Since January, lenders have seized or begun the process to seize about two million American homes. In September alone, banks and other financial companies reclaimed over one hundred thousand properties because of unpaid loans. That was the most yet since the housing collapse that led to the recent recession.

Now, efforts to speed a housing recovery have hit new problems. These include questions about whether banks have acted unlawfully in reclaiming some homes.

Reports of abuses have grown with talk lately of "robo-signers." These are employees who sign foreclosure forms without taking the required legal steps or even reading the paperwork. They simply act like robots. In some cases, documents may have been falsified.

Last week, the top law enforcement officials in all fifty states announced an investigation of big servicers of home loans. Servicers receive the payments from borrowers and might also hold the loans.

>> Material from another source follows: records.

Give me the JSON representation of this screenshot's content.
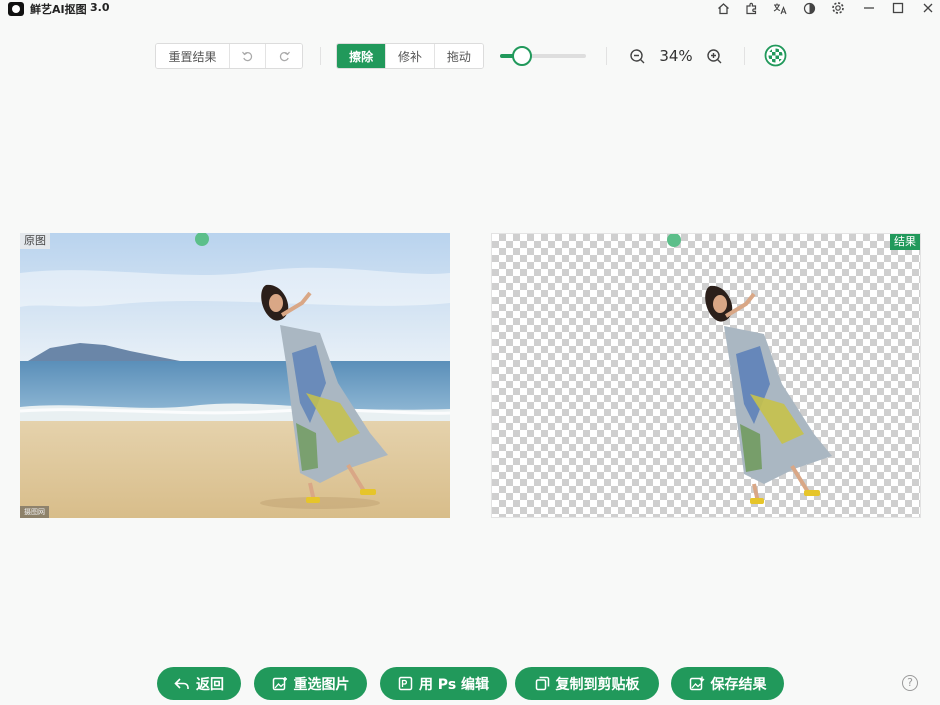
{
  "app": {
    "title": "鲜艺AI抠图",
    "version": "3.0"
  },
  "window_controls": [
    "home-icon",
    "plugin-icon",
    "translate-icon",
    "theme-icon",
    "settings-icon",
    "minimize-icon",
    "maximize-icon",
    "close-icon"
  ],
  "toolbar": {
    "reset_label": "重置结果",
    "undo_icon": "undo-icon",
    "redo_icon": "redo-icon",
    "modes": [
      {
        "label": "擦除",
        "active": true
      },
      {
        "label": "修补",
        "active": false
      },
      {
        "label": "拖动",
        "active": false
      }
    ],
    "brush_size_level": 0.18,
    "zoom_text": "34%",
    "zoom_out_icon": "zoom-out-icon",
    "zoom_in_icon": "zoom-in-icon",
    "bg_toggle_icon": "background-toggle-icon"
  },
  "panels": {
    "original_label": "原图",
    "result_label": "结果",
    "watermark_text": "摄图网"
  },
  "actions": [
    {
      "label": "返回",
      "icon": "return-icon"
    },
    {
      "label": "重选图片",
      "icon": "reselect-image-icon"
    },
    {
      "label": "用 Ps 编辑",
      "icon": "ps-edit-icon"
    },
    {
      "label": "复制到剪贴板",
      "icon": "copy-clipboard-icon"
    },
    {
      "label": "保存结果",
      "icon": "save-image-icon"
    }
  ],
  "colors": {
    "accent": "#21995b",
    "background": "#f8f9f8"
  }
}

Among the targets of the attorney-general investigations are Bank of America, J.P. Morgan Chase and Ally Financial. An Ally employee admitted robo-signing thousands of foreclosures each month.

The Obama administration has launched its own investigation. White House spokesman Robert Gibbs says several agencies are looking into the way banks have been processing bad loans.

ROBERT GIBBS: "We are looking at their process in order to determine their compliance with the law. Obviously, they have certain requirements under the law that have to be met, and if they’re not meeting those requirements they certainly face fines from us and they can face legal actions from homeowners."

But the administration has not supported the idea of a temporary suspension of all foreclosures. Officials say this could endanger the slow economic recovery.

Twenty-three states require a court to approve a foreclosure. Several banks have suspended foreclosures in those states temporarily to review their operations. Bank of America, the nation's largest bank, now believes it can restart home repossessions in those states.

Robo-signers are not the only concern right now. "Put-backs" have joined the list of bank worries. In a "put-back," investors try to force a bank to take back a bad loan.

This week, Bank of America said it received a letter from investors holding almost fifty billion dollars in mortgage-backed securities. These are bonds based on large numbers of individual loans. The investors want the bank to buy back any improperly processed loans included in those securities.

Demands on banks for put-backs could grow. And there are even questions about who really owns those bad loans.

And that's the VOA Special English Economics Report, written by Mario Ritter. I'm Steve Ember.


Includes reporting by Robert Raffaele